------ Dataset extract
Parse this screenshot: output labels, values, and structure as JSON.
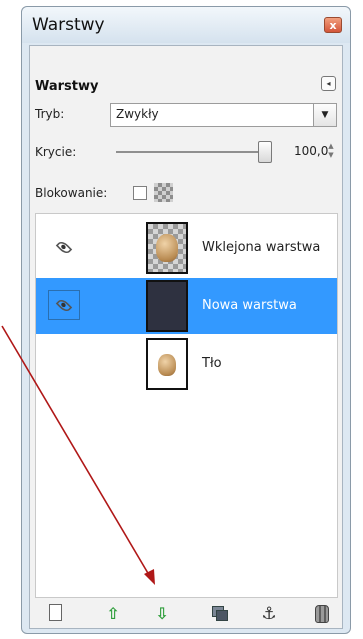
{
  "window": {
    "title": "Warstwy",
    "close_glyph": "x",
    "close_color": "#d3553a"
  },
  "panel": {
    "header": "Warstwy",
    "menu_glyph": "◂",
    "mode_label": "Tryb:",
    "mode_value": "Zwykły",
    "opacity_label": "Krycie:",
    "opacity_value": "100,0",
    "opacity_level_percent": 100,
    "lock_label": "Blokowanie:"
  },
  "layers": [
    {
      "name": "Wklejona warstwa",
      "visible": true,
      "selected": false,
      "thumbnail": "checker"
    },
    {
      "name": "Nowa warstwa",
      "visible": true,
      "selected": true,
      "thumbnail": "dark"
    },
    {
      "name": "Tło",
      "visible": false,
      "selected": false,
      "thumbnail": "white"
    }
  ],
  "toolbar": {
    "icons": [
      "new-layer-icon",
      "raise-layer-icon",
      "lower-layer-icon",
      "duplicate-layer-icon",
      "anchor-icon",
      "delete-layer-icon"
    ],
    "raise_glyph": "⇧",
    "lower_glyph": "⇩",
    "anchor_glyph": "⚓"
  },
  "colors": {
    "selection": "#3399ff",
    "annotation_arrow": "#b01818",
    "arrow_icon": "#2e9e3b"
  }
}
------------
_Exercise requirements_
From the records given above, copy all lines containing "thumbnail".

_Response box_
      "thumbnail": "checker"
      "thumbnail": "dark"
      "thumbnail": "white"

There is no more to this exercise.